Here’s a really heart warming story, about a young criminal and all-round bad guy who became a dad and turned his life around, working a regular job and looking after his four kids. Anyway, one day he decides to take his family to the zoo, perhaps thinking, what can go wrong? And, well, the rest is history.
It’s a shame about that gorilla, but I can’t see how the zoo could have done anything else in the situation, and the main thing is the boy is safe. Taking aside whether apes should be in zoos (I’d prefer they weren’t) and our hypocritical attitude to animals, it’s startling that almost 500,000 people signed a petition effectively calling for parents to lose custody of their 4-year-old boy, without even knowing the details of the incident they were so enraged about or having any expertise on the animal in question. The petition includes the words:
‘We believe that this negligence may be reflective of the child’s home situation. We the undersigned actively encourage an investigation of the child’s home environment in the interests of protecting the child and his siblings from further incidents of parental negligence that may result in serious bodily harm or even death.’
By ‘we believe’ they mean ‘we reckon’. This is democracy in action, but in all the worst ways, and it most resembles the Athenian custom of ostracism, where a mob could vote a citizen into exile, a system used to pick on unpopular or controversial members of society. We saw this in Britain last month with the Laura Kuenssberg petition on 38 Degrees, a menacing and spiteful scheme against a journalist for doing her job.
But then most online petitions are idiotic and encourage people to act without any reflection on subjects they mostly know little about. Only we’re supposed to take them seriously, rather than treat them as communal hysteria, because of democracy. It’s almost considered a truism that democracy is a good thing, and that anyone who disagrees is an extremist, but too much democracy leads to poor decision making.
In fact there is robust data suggesting that non-democratic states can be better for economic growth and development, with Ben Southwood of the Adam Smith Institute summarising that ‘the evidence seems to suggest that insofar as we can help countries to develop, the key institutions we should be supporting are markets, property rights and the rule of law, and considerably less significance should be accorded to democratisation.’ There is also research pointing out that less voting means better governance, so that in a democracy it might be best to limit the amount of direct decision-making, or have a mixed system, like the House of Lords.
Part of the reason, as Isabel Hardman pointed out recently, may be that good government goes unrewarded, and so there are few incentives for politicians to consider the long term rather than tomorrow’s headlines. And now the internet allows us to become truly democratic in a way Athens was, with the people making decisions rather than politicians – and I suggest we should avoid it like the plague. Democratic Athens only lasted two generations before its hot-headed population led it to disastrous war and decline.
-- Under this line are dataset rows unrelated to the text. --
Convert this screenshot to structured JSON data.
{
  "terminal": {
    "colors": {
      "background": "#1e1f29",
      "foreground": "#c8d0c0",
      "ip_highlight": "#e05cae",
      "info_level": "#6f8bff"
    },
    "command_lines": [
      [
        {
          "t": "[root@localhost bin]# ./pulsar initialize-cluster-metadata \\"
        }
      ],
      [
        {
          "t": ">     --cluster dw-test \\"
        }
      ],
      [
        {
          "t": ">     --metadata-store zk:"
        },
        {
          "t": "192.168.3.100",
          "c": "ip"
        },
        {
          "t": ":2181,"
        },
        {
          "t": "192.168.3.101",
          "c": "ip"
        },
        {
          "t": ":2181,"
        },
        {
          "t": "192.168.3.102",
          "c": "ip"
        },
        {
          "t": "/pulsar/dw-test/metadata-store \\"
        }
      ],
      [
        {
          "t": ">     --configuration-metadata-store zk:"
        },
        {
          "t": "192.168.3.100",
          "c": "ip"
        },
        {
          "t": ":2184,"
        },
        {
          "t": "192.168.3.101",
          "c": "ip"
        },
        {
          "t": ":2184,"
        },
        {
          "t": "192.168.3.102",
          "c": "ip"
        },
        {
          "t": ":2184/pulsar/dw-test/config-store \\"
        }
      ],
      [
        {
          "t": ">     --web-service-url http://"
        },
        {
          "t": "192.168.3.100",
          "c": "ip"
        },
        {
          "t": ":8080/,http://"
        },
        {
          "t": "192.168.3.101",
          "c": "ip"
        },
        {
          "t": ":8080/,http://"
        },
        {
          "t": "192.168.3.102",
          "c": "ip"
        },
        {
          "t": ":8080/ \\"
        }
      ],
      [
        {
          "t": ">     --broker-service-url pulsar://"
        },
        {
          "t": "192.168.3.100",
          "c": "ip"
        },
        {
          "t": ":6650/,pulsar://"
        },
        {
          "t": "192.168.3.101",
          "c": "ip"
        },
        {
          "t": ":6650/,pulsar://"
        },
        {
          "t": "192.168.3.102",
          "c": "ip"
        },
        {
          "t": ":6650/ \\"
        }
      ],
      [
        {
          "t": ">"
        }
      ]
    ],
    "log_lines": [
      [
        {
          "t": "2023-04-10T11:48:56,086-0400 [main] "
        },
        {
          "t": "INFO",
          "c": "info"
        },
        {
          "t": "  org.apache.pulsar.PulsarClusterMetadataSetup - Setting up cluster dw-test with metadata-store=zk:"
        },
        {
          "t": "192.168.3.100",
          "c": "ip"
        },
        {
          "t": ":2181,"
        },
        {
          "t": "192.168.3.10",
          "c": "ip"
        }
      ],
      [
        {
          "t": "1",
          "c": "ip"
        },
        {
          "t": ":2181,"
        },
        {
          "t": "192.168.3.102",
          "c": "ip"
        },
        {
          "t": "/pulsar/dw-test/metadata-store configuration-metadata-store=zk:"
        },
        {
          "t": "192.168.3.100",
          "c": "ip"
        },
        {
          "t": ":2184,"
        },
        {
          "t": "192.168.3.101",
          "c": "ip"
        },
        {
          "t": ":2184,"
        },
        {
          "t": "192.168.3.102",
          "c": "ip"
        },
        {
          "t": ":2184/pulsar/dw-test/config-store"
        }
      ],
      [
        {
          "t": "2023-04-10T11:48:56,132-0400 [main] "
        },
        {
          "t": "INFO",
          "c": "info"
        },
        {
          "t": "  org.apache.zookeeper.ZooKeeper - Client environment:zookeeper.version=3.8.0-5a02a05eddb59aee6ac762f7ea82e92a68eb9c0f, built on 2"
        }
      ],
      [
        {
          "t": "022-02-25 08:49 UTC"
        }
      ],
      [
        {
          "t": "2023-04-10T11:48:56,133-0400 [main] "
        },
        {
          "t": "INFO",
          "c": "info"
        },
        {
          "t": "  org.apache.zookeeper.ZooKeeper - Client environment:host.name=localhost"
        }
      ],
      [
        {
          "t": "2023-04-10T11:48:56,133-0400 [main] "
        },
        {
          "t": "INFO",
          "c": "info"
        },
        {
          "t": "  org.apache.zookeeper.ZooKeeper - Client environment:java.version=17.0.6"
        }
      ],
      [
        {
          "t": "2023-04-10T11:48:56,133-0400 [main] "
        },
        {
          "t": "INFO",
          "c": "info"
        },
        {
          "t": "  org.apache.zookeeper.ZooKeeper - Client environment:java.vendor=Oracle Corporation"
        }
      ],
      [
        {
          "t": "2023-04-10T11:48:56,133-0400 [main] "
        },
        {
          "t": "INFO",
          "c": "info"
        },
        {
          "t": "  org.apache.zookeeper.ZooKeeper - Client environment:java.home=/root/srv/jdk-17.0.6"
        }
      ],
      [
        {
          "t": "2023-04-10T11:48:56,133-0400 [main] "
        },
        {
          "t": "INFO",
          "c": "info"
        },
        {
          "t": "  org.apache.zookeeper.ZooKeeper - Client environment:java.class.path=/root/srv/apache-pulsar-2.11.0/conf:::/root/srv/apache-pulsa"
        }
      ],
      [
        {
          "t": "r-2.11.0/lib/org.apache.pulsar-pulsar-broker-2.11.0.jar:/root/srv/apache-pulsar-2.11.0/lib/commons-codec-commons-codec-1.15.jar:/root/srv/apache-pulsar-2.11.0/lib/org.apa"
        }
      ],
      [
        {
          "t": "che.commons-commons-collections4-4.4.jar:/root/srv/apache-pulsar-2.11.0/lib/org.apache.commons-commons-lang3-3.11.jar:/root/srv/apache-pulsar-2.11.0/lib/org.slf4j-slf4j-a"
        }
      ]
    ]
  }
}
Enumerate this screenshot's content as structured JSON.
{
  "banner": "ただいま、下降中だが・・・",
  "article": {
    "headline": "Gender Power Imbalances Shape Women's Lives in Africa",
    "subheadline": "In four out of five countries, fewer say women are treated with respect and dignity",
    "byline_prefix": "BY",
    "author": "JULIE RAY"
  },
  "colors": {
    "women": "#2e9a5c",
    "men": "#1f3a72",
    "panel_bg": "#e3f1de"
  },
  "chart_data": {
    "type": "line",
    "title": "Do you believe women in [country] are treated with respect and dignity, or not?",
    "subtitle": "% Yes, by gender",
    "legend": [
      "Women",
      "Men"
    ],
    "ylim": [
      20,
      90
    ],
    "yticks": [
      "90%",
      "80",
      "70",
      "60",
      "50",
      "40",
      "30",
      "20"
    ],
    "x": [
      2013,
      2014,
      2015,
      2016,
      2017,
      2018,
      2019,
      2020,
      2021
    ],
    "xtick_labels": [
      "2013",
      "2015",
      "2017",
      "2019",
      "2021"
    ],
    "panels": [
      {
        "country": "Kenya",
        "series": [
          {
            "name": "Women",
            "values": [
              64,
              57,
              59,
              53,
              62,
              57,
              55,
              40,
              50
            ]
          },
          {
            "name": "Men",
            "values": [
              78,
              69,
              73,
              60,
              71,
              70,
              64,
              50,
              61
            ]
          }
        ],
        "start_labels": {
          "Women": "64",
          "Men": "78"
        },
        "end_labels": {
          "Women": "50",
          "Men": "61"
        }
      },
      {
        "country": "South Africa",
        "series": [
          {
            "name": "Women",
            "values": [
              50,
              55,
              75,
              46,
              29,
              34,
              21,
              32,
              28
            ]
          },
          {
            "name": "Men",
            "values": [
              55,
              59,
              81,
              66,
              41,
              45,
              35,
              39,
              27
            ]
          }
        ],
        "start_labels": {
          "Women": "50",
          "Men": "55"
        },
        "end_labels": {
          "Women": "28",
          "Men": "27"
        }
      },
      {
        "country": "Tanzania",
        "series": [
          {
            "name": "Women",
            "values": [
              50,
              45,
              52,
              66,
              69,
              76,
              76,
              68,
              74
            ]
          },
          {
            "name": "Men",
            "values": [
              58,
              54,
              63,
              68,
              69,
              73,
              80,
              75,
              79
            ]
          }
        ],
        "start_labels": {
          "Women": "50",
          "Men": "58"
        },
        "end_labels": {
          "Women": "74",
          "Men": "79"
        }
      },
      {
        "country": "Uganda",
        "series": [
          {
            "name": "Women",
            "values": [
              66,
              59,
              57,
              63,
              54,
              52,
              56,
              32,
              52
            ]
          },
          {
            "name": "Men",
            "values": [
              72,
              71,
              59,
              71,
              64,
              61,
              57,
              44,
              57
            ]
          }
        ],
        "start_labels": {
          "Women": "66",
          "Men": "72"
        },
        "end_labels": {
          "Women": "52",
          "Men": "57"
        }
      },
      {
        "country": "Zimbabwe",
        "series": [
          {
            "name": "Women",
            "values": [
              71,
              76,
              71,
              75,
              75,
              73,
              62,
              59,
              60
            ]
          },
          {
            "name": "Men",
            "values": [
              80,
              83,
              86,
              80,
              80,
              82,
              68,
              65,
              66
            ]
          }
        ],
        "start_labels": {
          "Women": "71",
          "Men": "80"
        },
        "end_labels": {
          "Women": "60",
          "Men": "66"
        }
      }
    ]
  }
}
I used to be a big supporter of direct democracy and referendums because politicians are prone to become part of ruling-class groupthink, but there are good reasons to delegate decision making away from the people, and to be wary of too much democracy. Contrary to what we’re often told, our grandfathers did not fight for ‘democracy’; they fought to protect us from tyranny, a different thing altogether. Democracy may be the best protector against tyranny, in most instances, but often mob rule can be the tyranny. What matters is the rule of law.
The current referendum is a necessity because it will answer once and for all an important constitutional issue, but I feel about it the same way I felt after flying with young children – that was interesting, now let’s never do that ever again, ever. Roll on June 24.